It starts with a papercut.
The book that is, not the origin of life. Rutherford starts by breaking down exactly what happens when you cut your finger in a jaw-dropping three-page extravaganza of cells, electrical signals and scintillating prose that puts you in a state of awe. Awesome is a word that is regularly overused, but one that really does apply here when we are talking about such astounding ideas and realisations, with this minute level of detail illustrating just how finely tuned every little aspect of our body is. Awe is the perfect state of being to be in when preparing to read about the genesis of existence.
Creation neatly sections off the world of evolutionary biology into two literal (and flippable) halves. The first, The Origin of Life, lays down the chemical and biological basics as we travel through time meeting the scientists who developed them. Early attempts to create a “primordial soup” are informative and impressive – one experiment involving a simple glass jar in the 1950’s amazingly yielding some of the building blocks of life out of a simple combination of gasses. The second half, The Future of Life, looks at the work scientists are doing today and where those ideas can take us, talking about DNA magicians working in synthetic biology. Often maligned in the press, Rutherford is even-handed and almost philosophical in his handling of this somewhat controversial subject. All this is topped off by little Pratchett-esque footnotes spread liberally among the pages, offering more information or clarification. These are often wry and entertaining anecdotes, with the occasional sprinkling of biology-based jokes.

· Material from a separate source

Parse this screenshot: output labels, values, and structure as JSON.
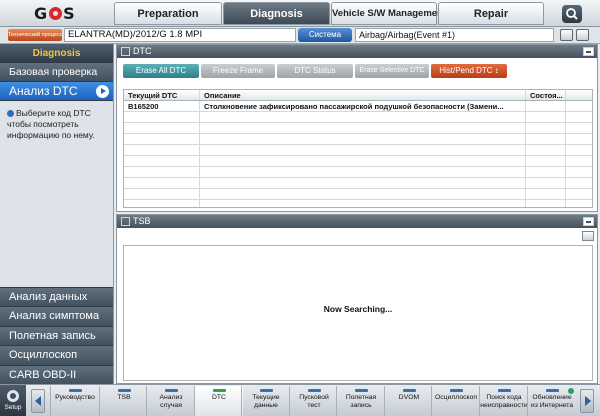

Newcomers to the world of DNA will find it easy to follow, as it progresses in a calm and collected way, slowly going into more and more detail; while readers well versed in the sciences will find Rutherford’s style and perspective refreshing. It’s a brilliantly entertaining run down of a good four billion years’ worth of life, and a perfect introduction to DNA and the art of genetic engineering. The Future section of the book was perhaps my favourite part, just edging out into science fiction as we look at some of the amazing things that might be possible when co-opting the structure of life, even if that potential is only just beginning to be explored, let alone realised. Both sections celebrate the ingenuity of scientists across the ages, and it’s hard not to come away enthused about the great thinkers of the past and the prospects of the future.